As any technologically minded cynic will tell you, messages of empathy and conviction were crafted with greater relevancy than ever to carefully segmented audiences. For instance, micro-targeting enabled Obama’s team to direct radio ads to specific mining communities in Ohio. New data points from Facebook meant both parties were able to reach subsets of their millions of page fans with assurances on the policies that mattered most to them. Advances such as these have made segmentation more central than ever to communication strategies. At the same time, however, candidates have also had to meet new levels of user expectation in receiving only the most satisfying content. In the high-stakes world of political campaigning, are these two realities on an ominous collision course?
With both campaign teams operating across up to 10 separate content platforms, not to mention a network of bought media, the temptation to somehow overstate an agenda, even in an era of digital accountability, seems too great. Content streams must already be straining against unified party values like tectonic plates with each passing news cycle.
Evidence of this frequently emerged from the Romney camp, whose ‘flip-flopping’ was a persistent point of attack for critics. Attempting to offer more than a hollow-sounding universal message such as ‘change’ can soon become too divisive on a large scale. These communication challenges are no different to what marketers grapple with on a daily basis for brands on a global scale. So what lessons can brands learn from this election race?
Be a brand of the people
If a potential new audience doesn’t share similarities with the ones you already have, don’t try to make short-cuts to earn the sentiment and engagement you’re craving. Some intriguing – if not audacious – US research has attempted to map the social web for political reference, providing a rich source for parody and stereotyping.
Mobilise your biggest supporters
At the outset of Obama’s campaign, his website funnelled visitors into 18 different community groups for future contact. He also devoted particular attention to his most loyal audiences and regions, knowing that they would be his loudest advocates. It’s not hard to imagine a time when social networks allow similar targeting points – such as ‘maturity’ or ‘responsiveness’ – based on a fan’s relationship to a brand.
Don’t forget where you came from
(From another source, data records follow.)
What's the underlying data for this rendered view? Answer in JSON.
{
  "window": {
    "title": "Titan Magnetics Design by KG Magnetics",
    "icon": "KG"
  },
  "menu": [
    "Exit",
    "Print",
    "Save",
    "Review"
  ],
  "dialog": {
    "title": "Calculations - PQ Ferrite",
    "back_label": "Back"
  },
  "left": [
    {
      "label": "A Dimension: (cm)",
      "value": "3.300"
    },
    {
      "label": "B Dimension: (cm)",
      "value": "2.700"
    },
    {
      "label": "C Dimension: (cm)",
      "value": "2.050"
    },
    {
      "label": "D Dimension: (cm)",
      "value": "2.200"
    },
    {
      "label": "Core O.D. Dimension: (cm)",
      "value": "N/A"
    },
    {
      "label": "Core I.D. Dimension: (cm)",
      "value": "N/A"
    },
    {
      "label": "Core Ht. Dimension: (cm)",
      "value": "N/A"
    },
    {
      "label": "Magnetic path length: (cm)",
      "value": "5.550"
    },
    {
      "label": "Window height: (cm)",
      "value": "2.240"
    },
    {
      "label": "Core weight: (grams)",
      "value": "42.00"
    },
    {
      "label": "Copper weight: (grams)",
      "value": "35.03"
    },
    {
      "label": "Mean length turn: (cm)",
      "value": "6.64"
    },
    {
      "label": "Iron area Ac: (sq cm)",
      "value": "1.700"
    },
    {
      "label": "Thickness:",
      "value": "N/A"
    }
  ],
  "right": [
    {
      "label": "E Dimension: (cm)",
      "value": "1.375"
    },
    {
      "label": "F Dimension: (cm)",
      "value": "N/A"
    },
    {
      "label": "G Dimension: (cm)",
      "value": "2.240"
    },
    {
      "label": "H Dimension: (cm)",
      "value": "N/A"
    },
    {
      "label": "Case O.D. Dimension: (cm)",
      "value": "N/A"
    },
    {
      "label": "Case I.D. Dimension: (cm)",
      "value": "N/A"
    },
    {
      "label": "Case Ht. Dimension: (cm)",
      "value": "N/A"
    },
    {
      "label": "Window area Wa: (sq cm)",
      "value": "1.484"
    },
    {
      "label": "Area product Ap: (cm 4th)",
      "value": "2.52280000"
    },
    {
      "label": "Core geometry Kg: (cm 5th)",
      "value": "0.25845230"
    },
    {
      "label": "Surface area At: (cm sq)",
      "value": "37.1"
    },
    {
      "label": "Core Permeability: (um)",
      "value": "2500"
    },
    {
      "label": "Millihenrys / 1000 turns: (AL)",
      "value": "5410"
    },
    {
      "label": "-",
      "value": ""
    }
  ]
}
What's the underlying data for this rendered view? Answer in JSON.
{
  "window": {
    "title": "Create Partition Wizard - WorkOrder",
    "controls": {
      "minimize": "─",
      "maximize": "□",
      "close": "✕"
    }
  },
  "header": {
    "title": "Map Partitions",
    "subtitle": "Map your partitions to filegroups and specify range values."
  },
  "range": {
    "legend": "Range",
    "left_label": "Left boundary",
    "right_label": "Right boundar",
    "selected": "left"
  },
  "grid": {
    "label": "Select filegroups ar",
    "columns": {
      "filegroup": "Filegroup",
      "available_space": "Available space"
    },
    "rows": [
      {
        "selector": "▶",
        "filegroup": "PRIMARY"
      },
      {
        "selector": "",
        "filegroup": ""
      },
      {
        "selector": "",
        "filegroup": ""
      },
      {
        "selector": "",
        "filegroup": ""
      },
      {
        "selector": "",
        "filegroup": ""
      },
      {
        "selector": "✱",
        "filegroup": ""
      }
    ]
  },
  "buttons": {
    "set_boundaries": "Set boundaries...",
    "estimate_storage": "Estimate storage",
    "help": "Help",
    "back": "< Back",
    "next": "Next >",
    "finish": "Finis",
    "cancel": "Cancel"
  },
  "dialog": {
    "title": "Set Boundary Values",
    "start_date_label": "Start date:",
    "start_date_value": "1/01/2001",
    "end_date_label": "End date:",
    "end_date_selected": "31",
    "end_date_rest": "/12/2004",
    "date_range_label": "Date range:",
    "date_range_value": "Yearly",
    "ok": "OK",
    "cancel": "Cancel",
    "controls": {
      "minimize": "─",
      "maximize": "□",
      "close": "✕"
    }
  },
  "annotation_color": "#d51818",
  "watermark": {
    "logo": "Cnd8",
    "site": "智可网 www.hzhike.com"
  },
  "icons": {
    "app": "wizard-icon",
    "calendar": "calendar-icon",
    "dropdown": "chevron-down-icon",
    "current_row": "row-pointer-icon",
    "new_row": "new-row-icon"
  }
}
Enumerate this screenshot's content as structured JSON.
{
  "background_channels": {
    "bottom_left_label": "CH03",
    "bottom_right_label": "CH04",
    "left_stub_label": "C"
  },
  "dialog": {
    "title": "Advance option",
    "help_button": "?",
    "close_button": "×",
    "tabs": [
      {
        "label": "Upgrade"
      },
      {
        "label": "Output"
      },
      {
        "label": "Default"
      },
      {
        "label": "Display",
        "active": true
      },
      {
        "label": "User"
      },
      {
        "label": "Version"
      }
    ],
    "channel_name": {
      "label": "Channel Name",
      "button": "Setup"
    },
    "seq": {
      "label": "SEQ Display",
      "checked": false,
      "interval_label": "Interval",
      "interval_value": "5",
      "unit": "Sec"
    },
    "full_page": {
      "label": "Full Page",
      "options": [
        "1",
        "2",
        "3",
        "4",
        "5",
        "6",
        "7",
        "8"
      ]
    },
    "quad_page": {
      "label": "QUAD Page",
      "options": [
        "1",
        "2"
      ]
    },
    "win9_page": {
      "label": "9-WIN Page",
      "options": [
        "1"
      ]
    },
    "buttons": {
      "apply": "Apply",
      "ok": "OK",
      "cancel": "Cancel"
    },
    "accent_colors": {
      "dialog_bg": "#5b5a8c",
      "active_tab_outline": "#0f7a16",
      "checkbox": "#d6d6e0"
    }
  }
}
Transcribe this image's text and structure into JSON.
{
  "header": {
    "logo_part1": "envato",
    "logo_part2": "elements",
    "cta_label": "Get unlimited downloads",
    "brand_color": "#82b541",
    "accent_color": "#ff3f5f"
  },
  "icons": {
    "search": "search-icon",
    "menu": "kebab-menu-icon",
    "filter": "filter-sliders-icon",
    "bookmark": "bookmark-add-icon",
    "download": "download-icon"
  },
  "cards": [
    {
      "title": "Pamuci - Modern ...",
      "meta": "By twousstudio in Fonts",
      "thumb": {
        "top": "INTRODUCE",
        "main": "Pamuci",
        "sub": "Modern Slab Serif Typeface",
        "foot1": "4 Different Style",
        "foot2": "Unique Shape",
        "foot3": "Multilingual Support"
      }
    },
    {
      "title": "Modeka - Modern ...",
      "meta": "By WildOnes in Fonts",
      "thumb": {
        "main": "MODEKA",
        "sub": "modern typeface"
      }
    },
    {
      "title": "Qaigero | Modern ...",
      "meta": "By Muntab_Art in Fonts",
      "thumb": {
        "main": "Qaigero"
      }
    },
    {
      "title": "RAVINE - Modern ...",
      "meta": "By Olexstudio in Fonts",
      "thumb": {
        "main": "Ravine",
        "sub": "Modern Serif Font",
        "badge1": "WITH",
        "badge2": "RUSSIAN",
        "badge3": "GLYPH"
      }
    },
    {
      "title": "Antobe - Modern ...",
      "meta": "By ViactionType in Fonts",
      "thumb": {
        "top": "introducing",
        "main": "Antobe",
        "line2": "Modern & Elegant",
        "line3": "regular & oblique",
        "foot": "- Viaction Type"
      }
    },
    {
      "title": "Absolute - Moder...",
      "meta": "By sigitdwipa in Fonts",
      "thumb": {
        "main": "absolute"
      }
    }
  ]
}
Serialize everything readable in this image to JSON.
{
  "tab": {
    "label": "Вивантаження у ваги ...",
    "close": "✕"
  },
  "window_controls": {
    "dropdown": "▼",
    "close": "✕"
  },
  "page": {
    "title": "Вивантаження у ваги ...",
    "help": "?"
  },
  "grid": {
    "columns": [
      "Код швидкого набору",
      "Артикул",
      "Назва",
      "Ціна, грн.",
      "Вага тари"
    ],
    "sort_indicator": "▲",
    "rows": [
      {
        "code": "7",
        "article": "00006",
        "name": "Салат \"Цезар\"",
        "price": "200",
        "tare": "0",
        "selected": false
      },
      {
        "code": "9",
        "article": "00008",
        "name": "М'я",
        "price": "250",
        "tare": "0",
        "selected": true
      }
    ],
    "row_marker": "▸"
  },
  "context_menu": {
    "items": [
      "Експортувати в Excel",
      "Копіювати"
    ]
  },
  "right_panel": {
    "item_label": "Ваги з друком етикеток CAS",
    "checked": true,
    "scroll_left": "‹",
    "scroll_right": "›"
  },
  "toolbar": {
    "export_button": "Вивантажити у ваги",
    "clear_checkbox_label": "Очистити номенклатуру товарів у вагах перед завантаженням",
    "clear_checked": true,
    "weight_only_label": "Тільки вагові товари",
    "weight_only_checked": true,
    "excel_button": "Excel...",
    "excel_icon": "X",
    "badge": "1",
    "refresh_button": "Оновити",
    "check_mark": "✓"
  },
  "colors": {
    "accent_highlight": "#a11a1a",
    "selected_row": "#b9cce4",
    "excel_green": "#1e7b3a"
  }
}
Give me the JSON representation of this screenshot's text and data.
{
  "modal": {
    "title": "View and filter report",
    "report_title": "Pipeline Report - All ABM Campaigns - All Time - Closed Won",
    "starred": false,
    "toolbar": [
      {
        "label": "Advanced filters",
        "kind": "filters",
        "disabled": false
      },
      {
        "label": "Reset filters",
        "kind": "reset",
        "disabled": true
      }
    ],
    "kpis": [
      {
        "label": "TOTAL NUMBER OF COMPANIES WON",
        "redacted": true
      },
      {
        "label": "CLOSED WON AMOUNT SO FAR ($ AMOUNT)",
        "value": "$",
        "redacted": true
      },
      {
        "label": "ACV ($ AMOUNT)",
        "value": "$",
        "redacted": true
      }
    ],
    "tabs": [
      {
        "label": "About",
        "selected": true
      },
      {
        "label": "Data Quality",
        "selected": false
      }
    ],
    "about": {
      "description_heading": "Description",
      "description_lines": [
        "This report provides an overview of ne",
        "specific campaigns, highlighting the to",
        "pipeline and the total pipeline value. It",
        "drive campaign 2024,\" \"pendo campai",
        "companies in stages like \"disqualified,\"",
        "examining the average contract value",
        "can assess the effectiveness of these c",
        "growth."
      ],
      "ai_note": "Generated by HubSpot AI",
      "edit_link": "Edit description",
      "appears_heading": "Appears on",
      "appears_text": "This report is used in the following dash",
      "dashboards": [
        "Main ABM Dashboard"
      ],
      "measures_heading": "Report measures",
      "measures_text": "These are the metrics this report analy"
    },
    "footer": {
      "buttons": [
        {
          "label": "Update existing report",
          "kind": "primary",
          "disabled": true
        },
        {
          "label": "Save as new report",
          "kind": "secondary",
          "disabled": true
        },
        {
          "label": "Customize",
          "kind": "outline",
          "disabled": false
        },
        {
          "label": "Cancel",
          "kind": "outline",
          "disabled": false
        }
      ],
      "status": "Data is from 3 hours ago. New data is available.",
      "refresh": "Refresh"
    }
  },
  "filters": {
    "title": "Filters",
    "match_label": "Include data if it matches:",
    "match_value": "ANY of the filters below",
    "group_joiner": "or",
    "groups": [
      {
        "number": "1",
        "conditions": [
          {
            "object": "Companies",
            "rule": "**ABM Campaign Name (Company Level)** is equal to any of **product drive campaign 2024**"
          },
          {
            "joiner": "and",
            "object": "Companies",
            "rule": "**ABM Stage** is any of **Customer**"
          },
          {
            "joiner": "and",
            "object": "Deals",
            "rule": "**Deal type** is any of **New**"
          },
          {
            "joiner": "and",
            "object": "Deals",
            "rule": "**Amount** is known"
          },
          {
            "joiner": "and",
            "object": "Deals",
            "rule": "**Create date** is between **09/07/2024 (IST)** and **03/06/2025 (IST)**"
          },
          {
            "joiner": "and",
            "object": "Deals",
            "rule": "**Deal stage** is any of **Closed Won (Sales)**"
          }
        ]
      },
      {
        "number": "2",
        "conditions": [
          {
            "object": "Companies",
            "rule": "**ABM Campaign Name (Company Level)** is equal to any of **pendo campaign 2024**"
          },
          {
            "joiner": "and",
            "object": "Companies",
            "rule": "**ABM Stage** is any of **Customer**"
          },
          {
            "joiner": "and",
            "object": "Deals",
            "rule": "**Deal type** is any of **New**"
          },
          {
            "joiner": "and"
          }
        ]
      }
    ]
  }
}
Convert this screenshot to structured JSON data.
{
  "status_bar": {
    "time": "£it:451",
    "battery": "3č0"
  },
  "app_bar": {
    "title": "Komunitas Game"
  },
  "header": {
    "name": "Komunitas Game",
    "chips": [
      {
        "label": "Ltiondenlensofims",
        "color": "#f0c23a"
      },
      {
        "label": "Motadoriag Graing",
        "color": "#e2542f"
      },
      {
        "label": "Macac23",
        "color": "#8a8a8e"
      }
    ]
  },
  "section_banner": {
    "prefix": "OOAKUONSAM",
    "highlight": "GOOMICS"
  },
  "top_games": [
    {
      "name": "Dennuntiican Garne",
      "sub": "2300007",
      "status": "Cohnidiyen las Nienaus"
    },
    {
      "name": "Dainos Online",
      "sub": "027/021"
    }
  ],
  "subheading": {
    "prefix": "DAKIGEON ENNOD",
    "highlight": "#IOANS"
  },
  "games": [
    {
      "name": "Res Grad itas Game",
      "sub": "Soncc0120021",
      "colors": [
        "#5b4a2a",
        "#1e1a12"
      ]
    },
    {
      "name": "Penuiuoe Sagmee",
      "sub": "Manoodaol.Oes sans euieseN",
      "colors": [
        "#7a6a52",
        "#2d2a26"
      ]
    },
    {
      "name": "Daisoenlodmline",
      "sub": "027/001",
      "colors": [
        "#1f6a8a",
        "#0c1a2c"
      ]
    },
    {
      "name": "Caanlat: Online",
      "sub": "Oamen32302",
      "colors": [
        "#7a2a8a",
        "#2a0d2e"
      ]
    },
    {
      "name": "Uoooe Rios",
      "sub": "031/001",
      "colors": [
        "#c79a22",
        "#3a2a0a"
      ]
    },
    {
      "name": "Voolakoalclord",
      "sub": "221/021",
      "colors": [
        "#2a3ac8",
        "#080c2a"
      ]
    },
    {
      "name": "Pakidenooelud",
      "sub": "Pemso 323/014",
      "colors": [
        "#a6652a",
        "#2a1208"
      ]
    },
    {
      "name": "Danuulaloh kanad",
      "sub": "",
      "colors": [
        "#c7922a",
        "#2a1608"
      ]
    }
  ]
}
If you’re willing to sell out on your brand values for short-term benefits, take a step back and look at yourself. Are these people really your target audience?
Matt Brown is a strategist at Zone.